### AIM OF THE EXERCISE:
Where in the data below does the word "icon" appear? Copy each line that holds it.
*** Opening RECORDS TO PROCESS ***
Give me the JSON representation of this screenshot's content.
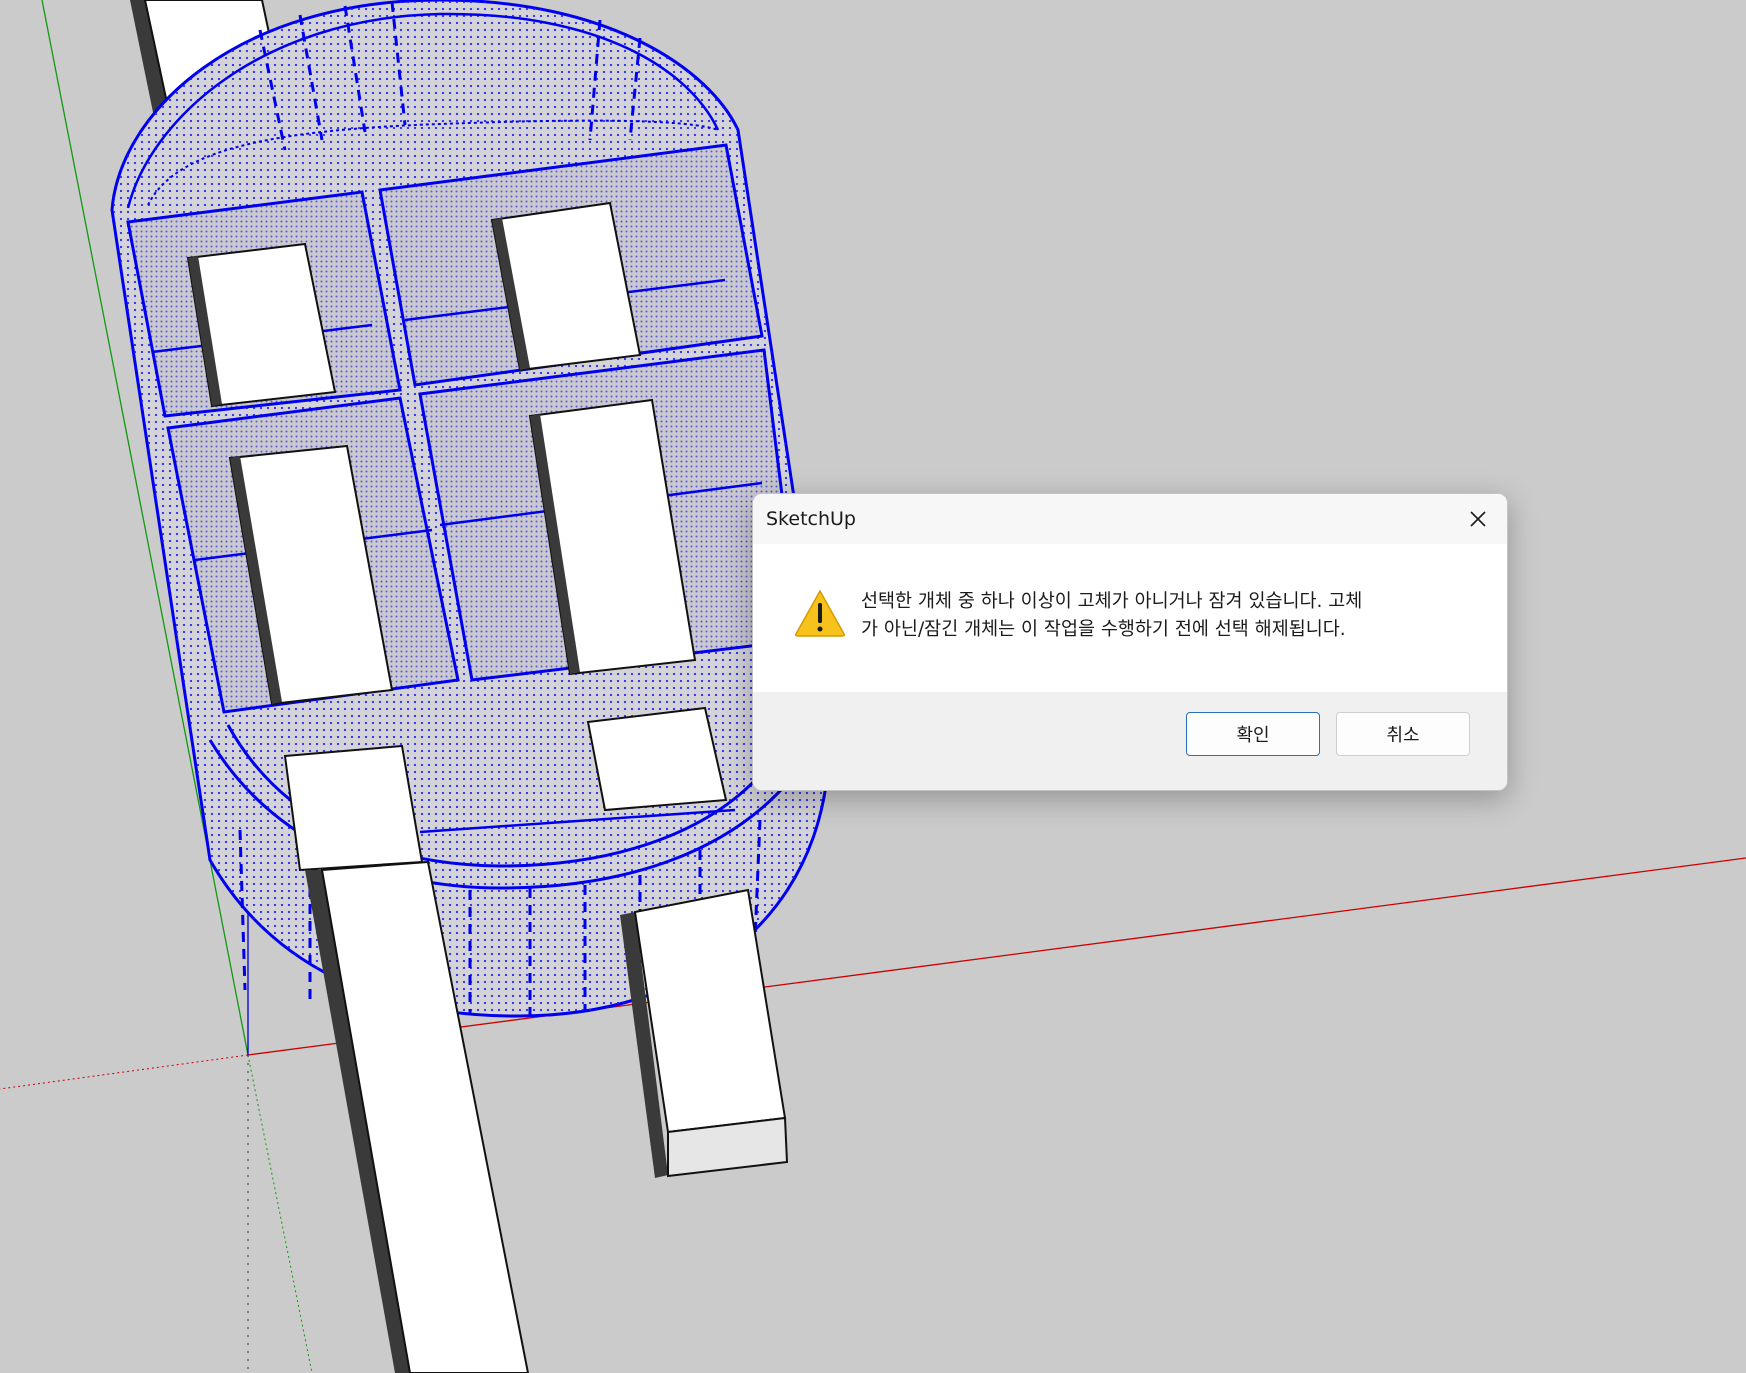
{
  "dialog": {
    "title": "SketchUp",
    "message_line1": "선택한 개체 중 하나 이상이 고체가 아니거나 잠겨 있습니다. 고체",
    "message_line2": "가 아닌/잠긴 개체는 이 작업을 수행하기 전에 선택 해제됩니다.",
    "ok_label": "확인",
    "cancel_label": "취소",
    "icon": "warning-icon",
    "close_icon": "close-icon"
  },
  "colors": {
    "viewport_bg": "#cbcbcb",
    "selection": "#0000ee",
    "red_axis": "#cc0000",
    "green_axis": "#119911",
    "blue_axis": "#0000cc",
    "primary_border": "#2d6fb6",
    "warning": "#f7c21b"
  }
}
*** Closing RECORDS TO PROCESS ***
### YOUR RESPONSE:
    "icon": "warning-icon",
    "close_icon": "close-icon"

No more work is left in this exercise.